Anthem boosts bottom line, but exchange enrollment, pricing a concern

A spike in Medicaid enrollees helped Anthem Inc. achieve single-digit growth in its third-quarter revenue and profit, but company executives said Wednesday that individual lines business will continue to hurt the health insurer's overall profitability.

Anthem also said its merger with rival Cigna Corp. remains on track.

The Indianapolis-based health insurer increased its total revenue by 7.3% through the three-month period ending Sept. 30, to $19.90 billion.

Anthem's net income for the third quarter rose 3.8% to $654.8 million over results reported the same quarter last year.

Revenue growth was driven primarily by a 15.5% increase in Anthem's Medicaid enrollment versus membership totals from a year ago, as well as modest gains in the company's employer-sponsored and Medicare memberships. Anthem's total medical enrollment grew 3.1% compared with a year earlier, held down mainly by an 8.8% drop in the company's individual memberships.

During a conference call Wednesday with analysts, Anthem executives said they expect the company's individual lines business to remain a detractor to its overall profitability, due primarily to slower-than-expected enrollment growth and pricing issues in the public health insurance exchanges established under the federal health care reform law.

“When you look at our circumstances with respect to the individual business, we've witnessed an exchange enrollment shift of about 30% downward migration compared with our initial expectations, which we believe reflects the slower market growth overall, as well as market share losses due to unsustainable pricing by some of our competitors,” Anthem President and CEO Joseph Swedish said during the conference call.

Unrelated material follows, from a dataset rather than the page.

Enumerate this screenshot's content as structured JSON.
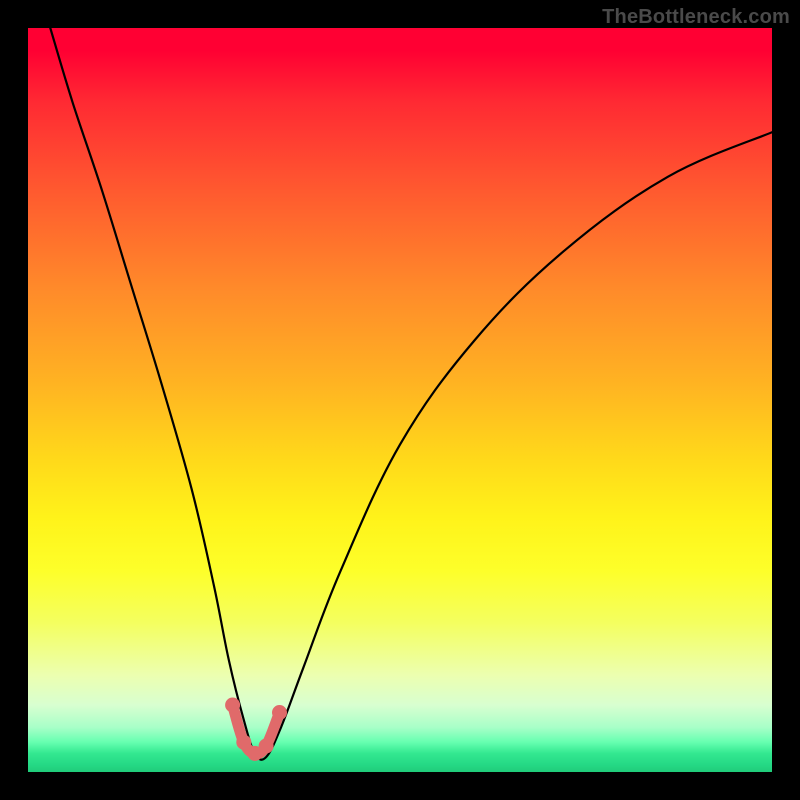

Anthem announced earlier this month that it will withdraw from health care exchanges in three Wisconsin counties in January and significantly reduce the number of exchange-based plans it sells in 34 other counties throughout the state.

“You have fewer enrollees nationally and price points that we just don't think are sustainable, so we've made a conscious decision that we're not going to chase it,” Wayne DeVeydt, Anthem's executive vice president and chief financial officer, said during the call. “We believe the answer is to be patient and see this through, versus racing to the bottom.”

Cigna merger on track

Mr. Swedish also said that Anthem's proposed $54 billion merger with Cigna remains on track to close by the end of 2016. The companies' shareholders are scheduled to vote Dec. 3 on the deal.

“We're in the process of responding to the second HSR (Hart-Scott Rodino Act premerger information) request by the Department of Justice,” Mr. Swedish said. “We also continue to work with our state regulatory representatives to address their questions.”

Several medical professional groups, including the American Medical Association and American Hospital Association, have publicly opposed Anthem's purchase of Cigna that it and other proposed mergers in the health insurance industry will ultimately stifle competition and harm consumers.